::: DATA SUPPLIED :::

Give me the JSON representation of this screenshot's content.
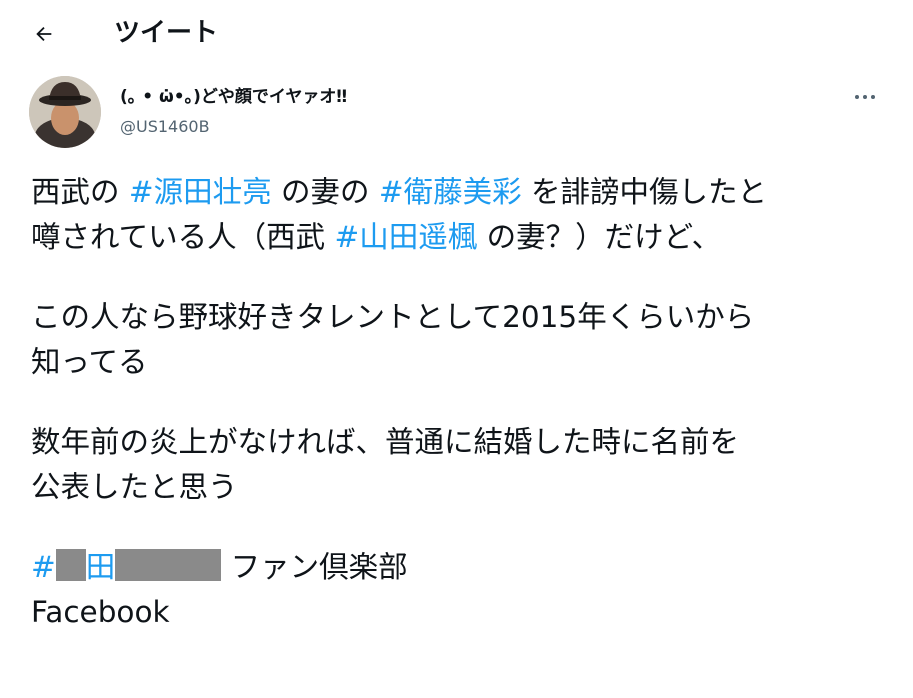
{
  "header": {
    "title": "ツイート",
    "back_icon": "arrow-left-icon"
  },
  "tweet": {
    "author": {
      "display_name": "(｡ • ω̇•｡)どや顔でイヤァオ‼",
      "handle": "@US1460B",
      "avatar": "man-in-fedora-avatar"
    },
    "more_icon": "more-dots-icon",
    "body": {
      "p1_prefix": "西武の ",
      "p1_tag1": "#源田壮亮",
      "p1_mid1": " の妻の ",
      "p1_tag2": "#衛藤美彩",
      "p1_mid2": " を誹謗中傷したと",
      "p1_l2_prefix": "噂されている人（西武 ",
      "p1_tag3": "#山田遥楓",
      "p1_l2_suffix": " の妻？）だけど、",
      "p2_line1": "この人なら野球好きタレントとして2015年くらいから",
      "p2_line2": "知ってる",
      "p3_line1": "数年前の炎上がなければ、普通に結婚した時に名前を",
      "p3_line2": "公表したと思う",
      "p4_tag_hash": "#",
      "p4_tag_visible": "田",
      "p4_suffix": " ファン倶楽部",
      "p5": "Facebook"
    }
  }
}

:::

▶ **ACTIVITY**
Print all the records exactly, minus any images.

▶ **COMPLETED TASK**
Give me the JSON representation of this screenshot's content.
{
  "header": {
    "title": "ツイート",
    "back_icon": "arrow-left-icon"
  },
  "tweet": {
    "author": {
      "display_name": "(｡ • ω̇•｡)どや顔でイヤァオ‼",
      "handle": "@US1460B",
      "avatar": "man-in-fedora-avatar"
    },
    "more_icon": "more-dots-icon",
    "body": {
      "p1_prefix": "西武の ",
      "p1_tag1": "#源田壮亮",
      "p1_mid1": " の妻の ",
      "p1_tag2": "#衛藤美彩",
      "p1_mid2": " を誹謗中傷したと",
      "p1_l2_prefix": "噂されている人（西武 ",
      "p1_tag3": "#山田遥楓",
      "p1_l2_suffix": " の妻？）だけど、",
      "p2_line1": "この人なら野球好きタレントとして2015年くらいから",
      "p2_line2": "知ってる",
      "p3_line1": "数年前の炎上がなければ、普通に結婚した時に名前を",
      "p3_line2": "公表したと思う",
      "p4_tag_hash": "#",
      "p4_tag_visible": "田",
      "p4_suffix": " ファン倶楽部",
      "p5": "Facebook"
    }
  }
}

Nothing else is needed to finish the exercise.